*Input records*:
+++
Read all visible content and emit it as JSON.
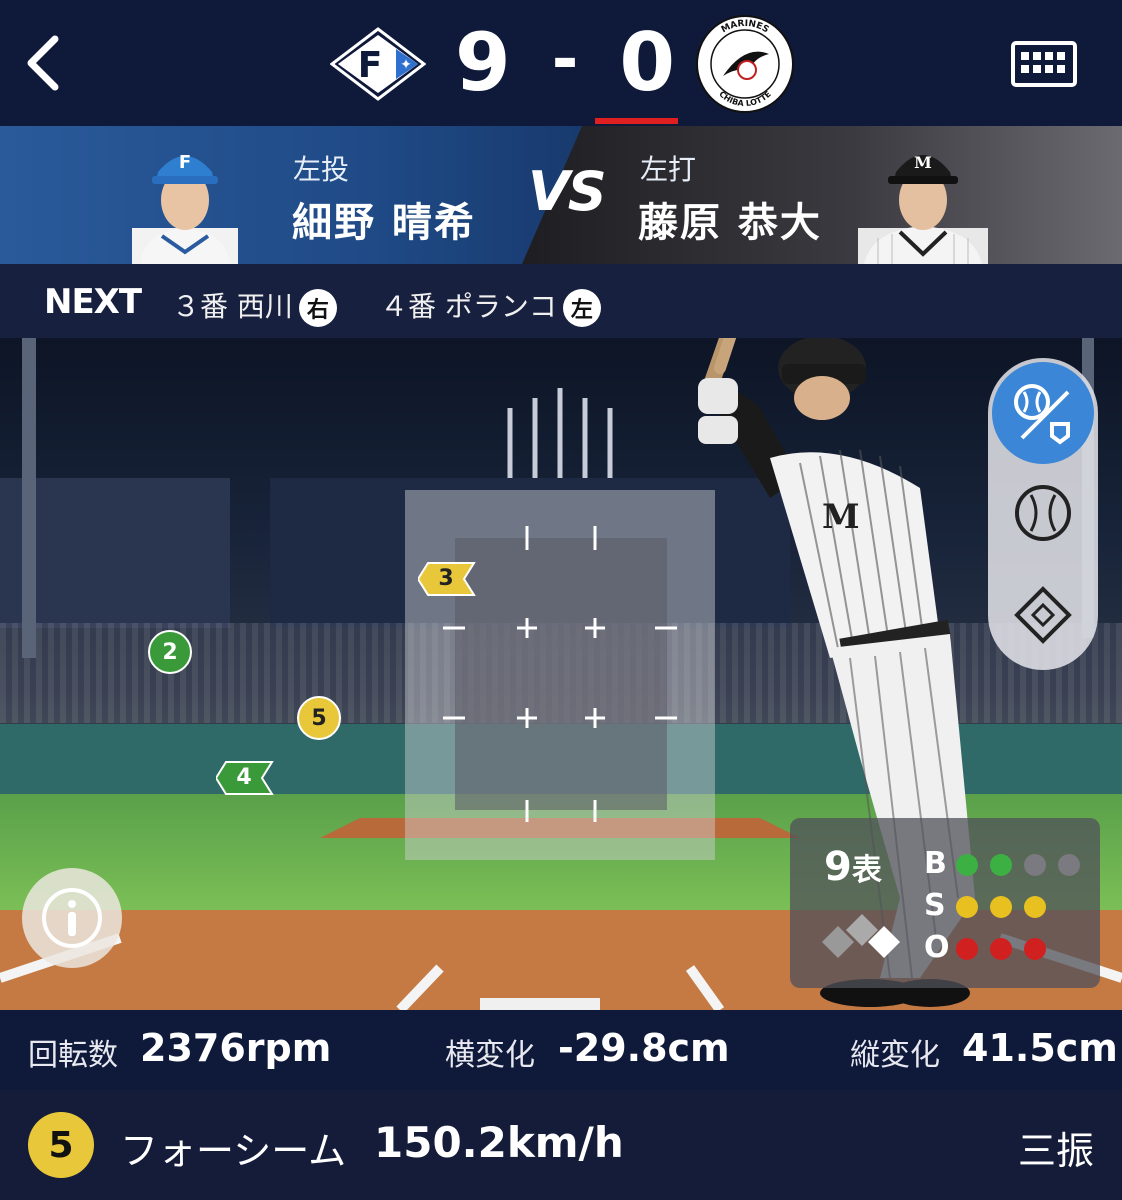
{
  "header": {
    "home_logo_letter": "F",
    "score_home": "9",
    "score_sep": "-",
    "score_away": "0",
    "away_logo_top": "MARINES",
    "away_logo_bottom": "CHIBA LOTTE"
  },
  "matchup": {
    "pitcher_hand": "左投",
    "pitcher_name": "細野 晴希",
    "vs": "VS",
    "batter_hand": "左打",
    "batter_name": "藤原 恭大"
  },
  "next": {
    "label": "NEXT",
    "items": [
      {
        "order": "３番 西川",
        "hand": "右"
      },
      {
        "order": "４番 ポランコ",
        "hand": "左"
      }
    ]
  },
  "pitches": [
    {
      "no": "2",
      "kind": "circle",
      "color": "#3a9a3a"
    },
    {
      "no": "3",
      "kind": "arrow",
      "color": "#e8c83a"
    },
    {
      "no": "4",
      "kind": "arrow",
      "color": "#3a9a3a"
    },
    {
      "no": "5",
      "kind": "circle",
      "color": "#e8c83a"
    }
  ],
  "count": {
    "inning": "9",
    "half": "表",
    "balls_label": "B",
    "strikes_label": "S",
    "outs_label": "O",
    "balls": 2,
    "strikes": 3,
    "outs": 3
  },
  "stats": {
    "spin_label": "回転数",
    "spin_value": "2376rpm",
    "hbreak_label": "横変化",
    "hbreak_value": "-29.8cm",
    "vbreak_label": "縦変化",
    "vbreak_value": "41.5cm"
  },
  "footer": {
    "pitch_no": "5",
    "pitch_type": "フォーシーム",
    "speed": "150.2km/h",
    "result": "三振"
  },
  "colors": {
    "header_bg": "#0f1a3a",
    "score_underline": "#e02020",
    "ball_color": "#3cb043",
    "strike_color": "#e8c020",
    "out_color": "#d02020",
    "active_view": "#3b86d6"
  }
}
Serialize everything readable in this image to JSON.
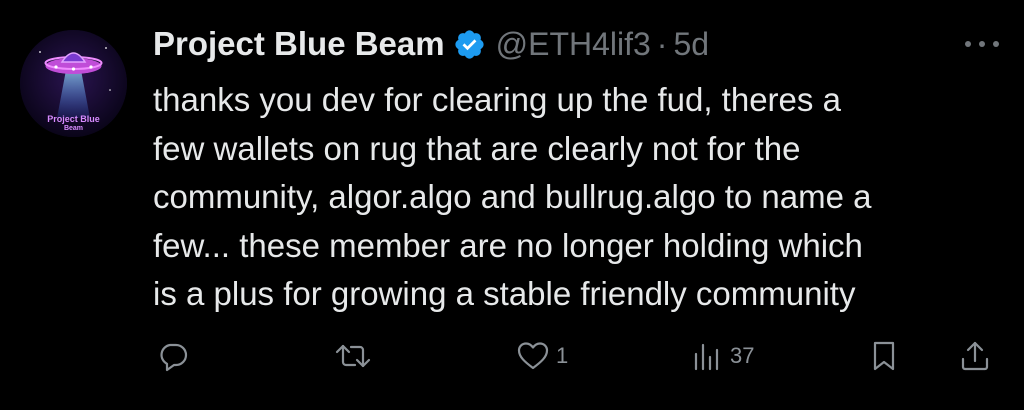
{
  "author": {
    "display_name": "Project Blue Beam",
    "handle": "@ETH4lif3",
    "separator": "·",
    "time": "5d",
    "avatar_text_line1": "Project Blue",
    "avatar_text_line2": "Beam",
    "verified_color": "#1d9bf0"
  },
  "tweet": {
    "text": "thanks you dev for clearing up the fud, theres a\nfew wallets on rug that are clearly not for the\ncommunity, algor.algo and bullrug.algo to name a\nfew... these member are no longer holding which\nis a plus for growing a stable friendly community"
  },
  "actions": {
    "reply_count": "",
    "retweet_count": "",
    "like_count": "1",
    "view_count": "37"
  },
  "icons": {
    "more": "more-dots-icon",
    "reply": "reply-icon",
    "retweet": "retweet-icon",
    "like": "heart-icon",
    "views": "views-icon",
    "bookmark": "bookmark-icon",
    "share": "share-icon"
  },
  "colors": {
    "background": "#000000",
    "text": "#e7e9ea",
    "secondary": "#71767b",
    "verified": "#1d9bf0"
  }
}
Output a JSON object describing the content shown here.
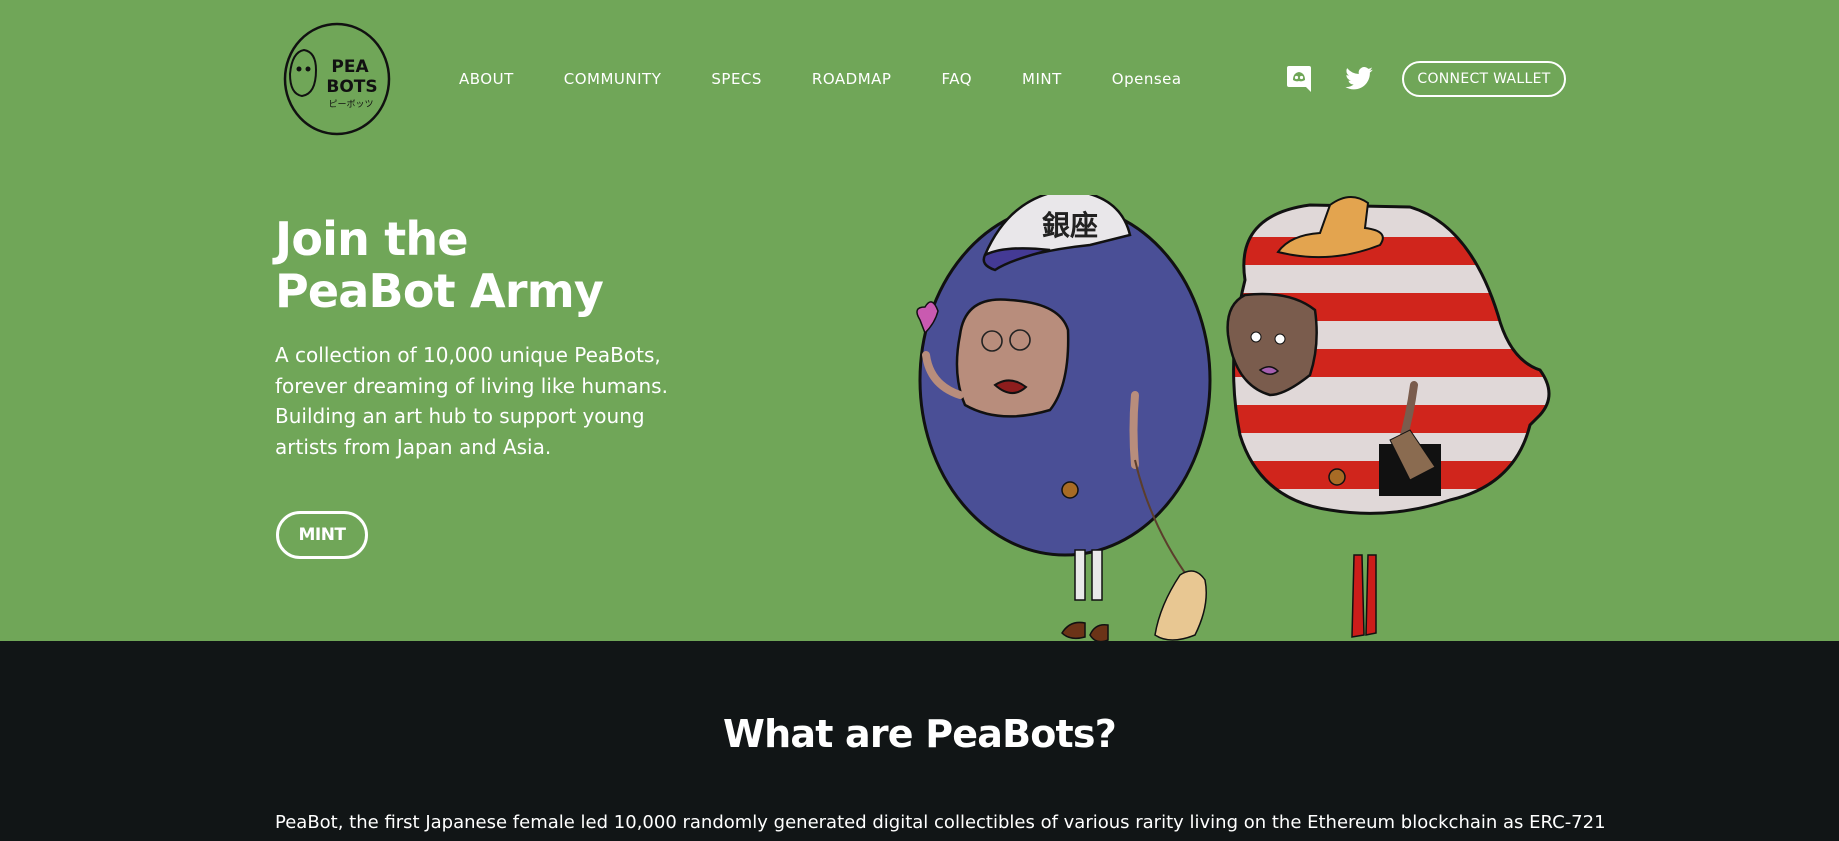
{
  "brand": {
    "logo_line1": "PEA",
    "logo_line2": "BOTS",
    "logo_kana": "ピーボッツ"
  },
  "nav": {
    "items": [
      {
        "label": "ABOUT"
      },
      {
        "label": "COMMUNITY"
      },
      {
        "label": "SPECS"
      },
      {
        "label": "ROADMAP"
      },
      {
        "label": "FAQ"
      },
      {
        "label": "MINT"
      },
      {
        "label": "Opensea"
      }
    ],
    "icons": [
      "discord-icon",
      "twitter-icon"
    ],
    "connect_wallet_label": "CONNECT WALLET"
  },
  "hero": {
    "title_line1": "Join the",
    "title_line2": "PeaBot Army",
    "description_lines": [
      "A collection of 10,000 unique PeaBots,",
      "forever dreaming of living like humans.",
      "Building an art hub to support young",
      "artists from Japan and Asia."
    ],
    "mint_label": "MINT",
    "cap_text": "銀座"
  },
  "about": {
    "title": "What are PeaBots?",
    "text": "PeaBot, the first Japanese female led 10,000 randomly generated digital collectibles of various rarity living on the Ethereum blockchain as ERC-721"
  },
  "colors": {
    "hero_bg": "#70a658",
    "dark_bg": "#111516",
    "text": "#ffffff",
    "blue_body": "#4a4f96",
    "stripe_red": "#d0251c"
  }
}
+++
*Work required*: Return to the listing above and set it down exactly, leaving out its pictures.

*Finished task*:
Read all visible content and emit it as JSON.
{
  "header": {
    "home_logo_letter": "F",
    "score_home": "9",
    "score_sep": "-",
    "score_away": "0",
    "away_logo_top": "MARINES",
    "away_logo_bottom": "CHIBA LOTTE"
  },
  "matchup": {
    "pitcher_hand": "左投",
    "pitcher_name": "細野 晴希",
    "vs": "VS",
    "batter_hand": "左打",
    "batter_name": "藤原 恭大"
  },
  "next": {
    "label": "NEXT",
    "items": [
      {
        "order": "３番 西川",
        "hand": "右"
      },
      {
        "order": "４番 ポランコ",
        "hand": "左"
      }
    ]
  },
  "pitches": [
    {
      "no": "2",
      "kind": "circle",
      "color": "#3a9a3a"
    },
    {
      "no": "3",
      "kind": "arrow",
      "color": "#e8c83a"
    },
    {
      "no": "4",
      "kind": "arrow",
      "color": "#3a9a3a"
    },
    {
      "no": "5",
      "kind": "circle",
      "color": "#e8c83a"
    }
  ],
  "count": {
    "inning": "9",
    "half": "表",
    "balls_label": "B",
    "strikes_label": "S",
    "outs_label": "O",
    "balls": 2,
    "strikes": 3,
    "outs": 3
  },
  "stats": {
    "spin_label": "回転数",
    "spin_value": "2376rpm",
    "hbreak_label": "横変化",
    "hbreak_value": "-29.8cm",
    "vbreak_label": "縦変化",
    "vbreak_value": "41.5cm"
  },
  "footer": {
    "pitch_no": "5",
    "pitch_type": "フォーシーム",
    "speed": "150.2km/h",
    "result": "三振"
  },
  "colors": {
    "header_bg": "#0f1a3a",
    "score_underline": "#e02020",
    "ball_color": "#3cb043",
    "strike_color": "#e8c020",
    "out_color": "#d02020",
    "active_view": "#3b86d6"
  }
}
Serialize everything readable in this image to JSON.
{
  "author": {
    "display_name": "Project Blue Beam",
    "handle": "@ETH4lif3",
    "separator": "·",
    "time": "5d",
    "avatar_text_line1": "Project Blue",
    "avatar_text_line2": "Beam",
    "verified_color": "#1d9bf0"
  },
  "tweet": {
    "text": "thanks you dev for clearing up the fud, theres a\nfew wallets on rug that are clearly not for the\ncommunity, algor.algo and bullrug.algo to name a\nfew... these member are no longer holding which\nis a plus for growing a stable friendly community"
  },
  "actions": {
    "reply_count": "",
    "retweet_count": "",
    "like_count": "1",
    "view_count": "37"
  },
  "icons": {
    "more": "more-dots-icon",
    "reply": "reply-icon",
    "retweet": "retweet-icon",
    "like": "heart-icon",
    "views": "views-icon",
    "bookmark": "bookmark-icon",
    "share": "share-icon"
  },
  "colors": {
    "background": "#000000",
    "text": "#e7e9ea",
    "secondary": "#71767b",
    "verified": "#1d9bf0"
  }
}
Output a JSON object describing the content shown here.
{
  "brand": {
    "logo_line1": "PEA",
    "logo_line2": "BOTS",
    "logo_kana": "ピーボッツ"
  },
  "nav": {
    "items": [
      {
        "label": "ABOUT"
      },
      {
        "label": "COMMUNITY"
      },
      {
        "label": "SPECS"
      },
      {
        "label": "ROADMAP"
      },
      {
        "label": "FAQ"
      },
      {
        "label": "MINT"
      },
      {
        "label": "Opensea"
      }
    ],
    "icons": [
      "discord-icon",
      "twitter-icon"
    ],
    "connect_wallet_label": "CONNECT WALLET"
  },
  "hero": {
    "title_line1": "Join the",
    "title_line2": "PeaBot Army",
    "description_lines": [
      "A collection of 10,000 unique PeaBots,",
      "forever dreaming of living like humans.",
      "Building an art hub to support young",
      "artists from Japan and Asia."
    ],
    "mint_label": "MINT",
    "cap_text": "銀座"
  },
  "about": {
    "title": "What are PeaBots?",
    "text": "PeaBot, the first Japanese female led 10,000 randomly generated digital collectibles of various rarity living on the Ethereum blockchain as ERC-721"
  },
  "colors": {
    "hero_bg": "#70a658",
    "dark_bg": "#111516",
    "text": "#ffffff",
    "blue_body": "#4a4f96",
    "stripe_red": "#d0251c"
  }
}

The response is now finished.